Sarcasm does not necessarily denote indifference; it can just as likely signify the triumph of hard-won wisdom over politics.

2 minute read

Some politicians die in office, others are dying to achieve office. And there seem to be some who may one day die together with their office.

Yesterday’s news about the impending downfall of the government is the result of a continuous battle between these three groups.

Just 10 years ago, the notion of the government being toppled was a distant dream. Some of us might have fantasised about it happening after we grew tired of having the same old ruling party for decades.

But 2018 destroyed the hallowed status of the government that we had been led into believing.

Malaysians voted in droves to replace the only government that every adult in the country had ever known.

Yet barely two years later, they saw another change of government. Some blamed it on treacherous acts, others said it was parliamentary democracy at work – numbers matter.

As ironic as it sounds, the obsession with numbers has plagued every maturing parliamentary democracy from Europe to Japan.

Now, that fixation has infected our own system so much so that we sometimes wish our politicians had skipped basic arithmetic along with the long list of other subjects they have no clue about.

The good news is that Malaysians have learnt how to react to these events coolly, with sarcasm and humour, as we saw yesterday in the aftermath of the announcement by PKR leader Anwar Ibrahim.

Such a cynical attitude when digesting news about politics should not be misconstrued as indifference.

Displays of scepticism are ways for the public to tell politicians that they should come up with a better script, especially given that their actions will be subject to instant scrutiny.

That is the reason we decided to carry a report on the online humour that followed the announcement.

Some things are worth analysing by calling up armchair experts who are obsessed with seeing their names in citations and footnotes, while other things do not call for a serious response.

Many Malaysians who were already politically alert 12 years ago were probably watching yesterday’s news and the panicked reactions with a smirk on their faces. A sense of deja vu had never been so intense in our recent political history.

As politicians glide around in their private jets and escorted cars, ordinary people are grappling with questions about their livelihoods, education, and family. In a word, their future.

While members of the press, politicians and their paid bloggers are immersing themselves in news of an impending change of government, many of us are thinking more about the impending end of the loan moratorium, about the safety of our children and the quality of their schools, and about the week’s grocery bills.

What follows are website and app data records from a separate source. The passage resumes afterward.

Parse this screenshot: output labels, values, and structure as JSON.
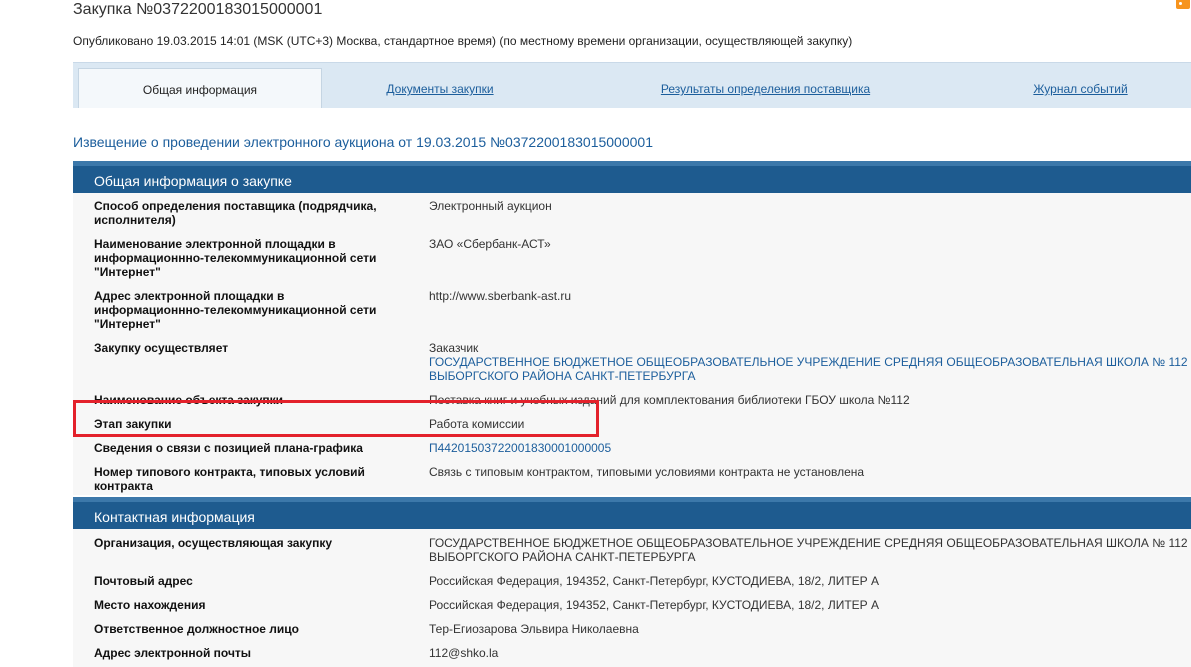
{
  "header": {
    "title": "Закупка №0372200183015000001",
    "published": "Опубликовано 19.03.2015 14:01 (MSK (UTC+3) Москва, стандартное время) (по местному времени организации, осуществляющей закупку)"
  },
  "tabs": {
    "general": "Общая информация",
    "documents": "Документы закупки",
    "results": "Результаты определения поставщика",
    "journal": "Журнал событий"
  },
  "notice": "Извещение о проведении электронного аукциона от 19.03.2015 №0372200183015000001",
  "general_section": {
    "title": "Общая информация о закупке",
    "method_label": "Способ определения поставщика (подрядчика, исполнителя)",
    "method_value": "Электронный аукцион",
    "platform_name_label": "Наименование электронной площадки в информационнно-телекоммуникационной сети \"Интернет\"",
    "platform_name_value": "ЗАО «Сбербанк-АСТ»",
    "platform_addr_label": "Адрес электронной площадки в информационнно-телекоммуникационной сети \"Интернет\"",
    "platform_addr_value": "http://www.sberbank-ast.ru",
    "performer_label": "Закупку осуществляет",
    "performer_role": "Заказчик",
    "performer_org": "ГОСУДАРСТВЕННОЕ БЮДЖЕТНОЕ ОБЩЕОБРАЗОВАТЕЛЬНОЕ УЧРЕЖДЕНИЕ СРЕДНЯЯ ОБЩЕОБРАЗОВАТЕЛЬНАЯ ШКОЛА № 112 ВЫБОРГСКОГО РАЙОНА САНКТ-ПЕТЕРБУРГА",
    "object_label": "Наименование объекта закупки",
    "object_value": "Поставка книг и учебных изданий для комплектования библиотеки ГБОУ школа №112",
    "stage_label": "Этап закупки",
    "stage_value": "Работа комиссии",
    "plan_label": "Сведения о связи с позицией плана-графика",
    "plan_value": "П44201503722001830001000005",
    "contract_label": "Номер типового контракта, типовых условий контракта",
    "contract_value": "Связь с типовым контрактом, типовыми условиями контракта не установлена"
  },
  "contact_section": {
    "title": "Контактная информация",
    "org_label": "Организация, осуществляющая закупку",
    "org_value": "ГОСУДАРСТВЕННОЕ БЮДЖЕТНОЕ ОБЩЕОБРАЗОВАТЕЛЬНОЕ УЧРЕЖДЕНИЕ СРЕДНЯЯ ОБЩЕОБРАЗОВАТЕЛЬНАЯ ШКОЛА № 112 ВЫБОРГСКОГО РАЙОНА САНКТ-ПЕТЕРБУРГА",
    "postal_label": "Почтовый адрес",
    "postal_value": "Российская Федерация, 194352, Санкт-Петербург, КУСТОДИЕВА, 18/2, ЛИТЕР А",
    "location_label": "Место нахождения",
    "location_value": "Российская Федерация, 194352, Санкт-Петербург, КУСТОДИЕВА, 18/2, ЛИТЕР А",
    "person_label": "Ответственное должностное лицо",
    "person_value": "Тер-Егиозарова Эльвира Николаевна",
    "email_label": "Адрес электронной почты",
    "email_value": "112@shko.la"
  },
  "colors": {
    "header_blue": "#1e5b8f",
    "link_blue": "#1c5e9c",
    "highlight_red": "#e3212b"
  }
}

There’s a term in political science that refers to people’s faith and trust in government, and in politicians in general: political efficacy.

Yesterday’s explosion of online humour showed how low our political efficacy currently is.

If that’s not a wake-up call for politicians, then we’d rather they didn’t wake up at all.